Exercise—when done right—is constructive for your health. This isn’t anything new; many of us are aware of the manifold benefits that come from physical exercise, whether that is swimming, spinning, running, rowing, dancing, or countless other activities known to increase your heart rate. Whatever it is, exercise has the power to…
- boost your mind, decreasing feelings of anxiety & stress
- play a vital role in building & maintaining strong muscles & bones
- aid in skin health due to increased blood flow and antioxidant production
- enhance sleep quality and relaxation
- improve brain function, especially memory and thinking skills
Another known “benefit” of exercise is weight-loss. People are likely to increase their fitness routine in hopes of shedding x amount of pounds. While this is possible, here’s why exercise alone is not the most efficient way to achieve your weight-loss goals.
The human body’s energy system is a lot more complicated than simply “calories in equal calories out.” Researchers have tracked that people who increased their workouts and simultaneously keeping their diets the same found they lost less than a few pounds. This is due to exercise only accounting for a small percentage (less than 30%) of our daily calorie burn; in other words, more calories are burned doing everyday activities, ones that are as simple as breathing & digesting.
Another factor into this account is that exercise can undermine weight loss, especially in regard to how many calories you think you burned. I’m a part of this, too, guilty of telling myself I deserve that extra scoop, that extra piece, that extra whatever because of the spin class I went to that morning. Due of this, increasing your workout routine does hold the potential to make you gain weight, which is counterproductive if your ultimate goal is to lose it.
Don’t get me wrong. Mental health is a huge factor, and there’s nothing wrong with enjoying ice cream, pizza, and a million other delicious foods the world has to offer. I know how easy it is to get caught up in what’s “healthy,” forgetting that my mindset may be the part that’s actually suffering.
If you’re looking to lose weight, the best strategy really does seem to be focusing on obtaining wholesome foods, watching portion sizes, and making sure you’re not sedentary at a desk all day. Despite the possibilities of weight gain that come with exercise, there are also numerous benefits that outweigh any hindrances. Be sure to get quality sleep, give yourself time to relax, and find daily routines that works for you. Of course, all of this is much easier said than done.

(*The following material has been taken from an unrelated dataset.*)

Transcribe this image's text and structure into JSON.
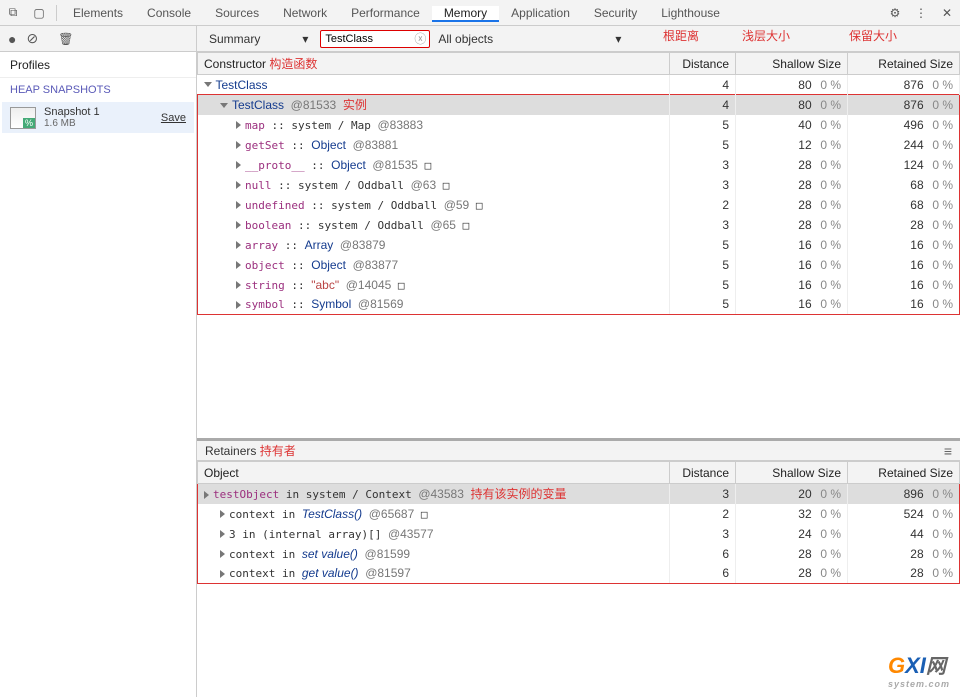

Lastly, it is essential to understand that a number on the scale is not equivalent to being happy long-term. Life always will come with setbacks, with challenges, with struggles. These are meant to be dealt with; they hold power make you stronger and more resilient. No matter what number you read standing on a scale, you are worthy of being happy, loved, and, yes, drinking a milkshake once in a while. Don’t let a weight tear you down or define you—A number is not equal to being happy, no matter how deceiving it is.